"Today the nation chose Kadima," an energetic Livni declared to a crowd of backers, who serenaded her with chants of "the next prime minister."
Livni said she would attempt to form a national unity government that includes parties across the political spectrum, including Likud.
With votes from nearly 90 percent of polling stations counted by early this morning, Kadima had won an estimated 29 seats in the 120-member Israeli parliament. Netanyahu's Likud garnered 27.
Ultra-nationalist leader Avigdor Lieberman was projected to place third, with 15 seats. Defense Minister Ehud Barak, head of the center-left Labor Party that once dominated Israeli politics, was forecast to drop to fourth at 13 seats.
Lieberman and Barak, plus the leaders of several smaller parties, could now become kingmakers as Netanyahu and Livni hustle to assemble coalitions.
Roughly speaking, Likud and smaller parties to its right appeared to control about 64 seats, while Kadima and parties to its left held about 47 seats. Parties representing Arabs with Israeli citizenship, which traditionally do not join the government, won about nine seats.
That breakdown suggests Livni would have to recruit at least one party that opposes land-for-peace talks with the Palestinians if she wants to govern.
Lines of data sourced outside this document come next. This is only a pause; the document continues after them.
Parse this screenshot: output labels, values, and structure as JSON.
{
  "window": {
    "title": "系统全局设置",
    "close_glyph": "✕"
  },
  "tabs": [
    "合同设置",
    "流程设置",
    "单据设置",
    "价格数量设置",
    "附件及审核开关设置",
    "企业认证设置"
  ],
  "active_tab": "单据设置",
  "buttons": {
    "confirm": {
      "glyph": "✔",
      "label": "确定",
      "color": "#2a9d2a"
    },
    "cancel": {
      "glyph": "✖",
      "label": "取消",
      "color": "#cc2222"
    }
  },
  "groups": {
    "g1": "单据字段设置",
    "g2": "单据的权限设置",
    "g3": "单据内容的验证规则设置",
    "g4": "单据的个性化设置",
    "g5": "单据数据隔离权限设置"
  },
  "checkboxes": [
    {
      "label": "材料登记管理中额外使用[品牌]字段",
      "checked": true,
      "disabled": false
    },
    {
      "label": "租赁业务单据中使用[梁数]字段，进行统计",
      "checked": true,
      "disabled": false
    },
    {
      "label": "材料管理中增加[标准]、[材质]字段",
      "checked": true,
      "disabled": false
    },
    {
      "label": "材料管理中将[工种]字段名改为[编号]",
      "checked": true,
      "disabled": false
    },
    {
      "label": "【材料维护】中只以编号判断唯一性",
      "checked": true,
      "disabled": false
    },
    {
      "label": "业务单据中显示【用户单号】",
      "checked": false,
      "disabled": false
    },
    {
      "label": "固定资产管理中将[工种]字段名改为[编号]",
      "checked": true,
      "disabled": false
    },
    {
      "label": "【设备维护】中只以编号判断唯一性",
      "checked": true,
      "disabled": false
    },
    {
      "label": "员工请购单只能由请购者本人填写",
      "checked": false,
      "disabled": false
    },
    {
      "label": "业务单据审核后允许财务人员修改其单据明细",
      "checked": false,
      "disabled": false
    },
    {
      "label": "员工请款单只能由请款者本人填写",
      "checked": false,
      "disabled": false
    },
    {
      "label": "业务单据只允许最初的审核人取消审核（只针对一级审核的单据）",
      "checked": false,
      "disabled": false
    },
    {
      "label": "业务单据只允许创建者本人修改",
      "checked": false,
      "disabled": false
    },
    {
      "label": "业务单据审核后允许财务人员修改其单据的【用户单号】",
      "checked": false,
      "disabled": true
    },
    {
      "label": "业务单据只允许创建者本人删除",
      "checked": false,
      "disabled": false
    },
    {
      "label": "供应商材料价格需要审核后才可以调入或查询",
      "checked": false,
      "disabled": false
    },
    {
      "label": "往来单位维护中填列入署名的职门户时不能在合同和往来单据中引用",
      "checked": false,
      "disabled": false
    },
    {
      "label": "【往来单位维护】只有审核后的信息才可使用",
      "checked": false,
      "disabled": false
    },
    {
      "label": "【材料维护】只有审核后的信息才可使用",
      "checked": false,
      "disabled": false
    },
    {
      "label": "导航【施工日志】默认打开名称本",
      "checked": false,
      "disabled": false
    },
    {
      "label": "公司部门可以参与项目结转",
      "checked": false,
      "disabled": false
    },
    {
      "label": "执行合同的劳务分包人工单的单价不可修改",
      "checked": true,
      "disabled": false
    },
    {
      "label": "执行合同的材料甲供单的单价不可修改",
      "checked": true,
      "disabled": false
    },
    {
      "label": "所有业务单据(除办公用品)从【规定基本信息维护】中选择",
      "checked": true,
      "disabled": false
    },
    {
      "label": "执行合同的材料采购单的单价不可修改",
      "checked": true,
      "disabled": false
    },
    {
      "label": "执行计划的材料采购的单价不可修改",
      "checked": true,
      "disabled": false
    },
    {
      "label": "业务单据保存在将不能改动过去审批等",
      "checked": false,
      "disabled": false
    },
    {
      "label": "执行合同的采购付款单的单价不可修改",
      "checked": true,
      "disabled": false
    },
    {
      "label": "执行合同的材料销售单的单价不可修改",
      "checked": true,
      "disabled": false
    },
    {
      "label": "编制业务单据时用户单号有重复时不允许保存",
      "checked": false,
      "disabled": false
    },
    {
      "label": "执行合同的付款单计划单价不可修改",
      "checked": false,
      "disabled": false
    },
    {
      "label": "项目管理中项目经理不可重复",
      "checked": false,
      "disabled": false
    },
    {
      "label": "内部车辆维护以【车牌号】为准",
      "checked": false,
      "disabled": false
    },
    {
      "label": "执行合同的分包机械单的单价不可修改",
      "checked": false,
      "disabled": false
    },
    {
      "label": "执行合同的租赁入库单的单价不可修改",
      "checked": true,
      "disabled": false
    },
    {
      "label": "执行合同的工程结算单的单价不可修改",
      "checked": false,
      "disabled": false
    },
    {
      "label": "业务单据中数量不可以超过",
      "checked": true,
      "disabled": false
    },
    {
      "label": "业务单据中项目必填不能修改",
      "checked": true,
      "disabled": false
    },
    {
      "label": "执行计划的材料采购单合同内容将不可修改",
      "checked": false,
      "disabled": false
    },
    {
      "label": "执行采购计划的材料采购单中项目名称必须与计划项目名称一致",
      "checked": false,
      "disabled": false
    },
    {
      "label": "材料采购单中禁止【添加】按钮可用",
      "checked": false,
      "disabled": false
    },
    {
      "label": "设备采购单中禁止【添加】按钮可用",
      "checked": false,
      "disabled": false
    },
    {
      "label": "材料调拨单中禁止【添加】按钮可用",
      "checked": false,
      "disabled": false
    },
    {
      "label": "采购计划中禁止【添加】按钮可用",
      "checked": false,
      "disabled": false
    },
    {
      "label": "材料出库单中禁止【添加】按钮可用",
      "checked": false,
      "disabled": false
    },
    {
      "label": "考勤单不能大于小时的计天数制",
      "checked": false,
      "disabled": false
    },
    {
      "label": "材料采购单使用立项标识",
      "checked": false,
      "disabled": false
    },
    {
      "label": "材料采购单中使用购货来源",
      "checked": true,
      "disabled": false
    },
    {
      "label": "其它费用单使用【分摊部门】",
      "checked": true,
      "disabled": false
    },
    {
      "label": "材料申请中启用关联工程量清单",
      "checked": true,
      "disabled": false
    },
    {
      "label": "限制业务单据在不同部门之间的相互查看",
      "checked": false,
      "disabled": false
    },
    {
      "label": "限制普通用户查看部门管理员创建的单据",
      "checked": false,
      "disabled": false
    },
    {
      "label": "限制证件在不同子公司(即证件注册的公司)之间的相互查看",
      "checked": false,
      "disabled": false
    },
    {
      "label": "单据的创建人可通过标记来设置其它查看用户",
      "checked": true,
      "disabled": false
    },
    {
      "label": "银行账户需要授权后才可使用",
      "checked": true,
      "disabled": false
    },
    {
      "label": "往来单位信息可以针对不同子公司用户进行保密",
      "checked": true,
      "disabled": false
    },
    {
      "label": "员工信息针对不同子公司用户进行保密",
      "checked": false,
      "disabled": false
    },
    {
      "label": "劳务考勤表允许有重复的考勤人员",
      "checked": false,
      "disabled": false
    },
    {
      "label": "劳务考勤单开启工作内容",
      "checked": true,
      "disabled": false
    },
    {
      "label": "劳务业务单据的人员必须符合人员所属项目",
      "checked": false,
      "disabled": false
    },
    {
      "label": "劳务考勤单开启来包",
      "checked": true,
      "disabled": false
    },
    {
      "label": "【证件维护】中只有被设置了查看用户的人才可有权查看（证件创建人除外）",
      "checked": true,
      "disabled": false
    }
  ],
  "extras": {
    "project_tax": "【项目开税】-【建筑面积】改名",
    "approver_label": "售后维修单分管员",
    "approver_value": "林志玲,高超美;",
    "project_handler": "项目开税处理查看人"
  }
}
Itzhak Galnoor, a political scientist with Hebrew University, said the muddled results present an opportunity for a unity government involving all four of the major parties. Livni, he said, was well positioned to lead it. "Because she is in the center, she could form a coalition with parties on the right and parties on the left," he said. "But that's too logical, so it probably won't happen."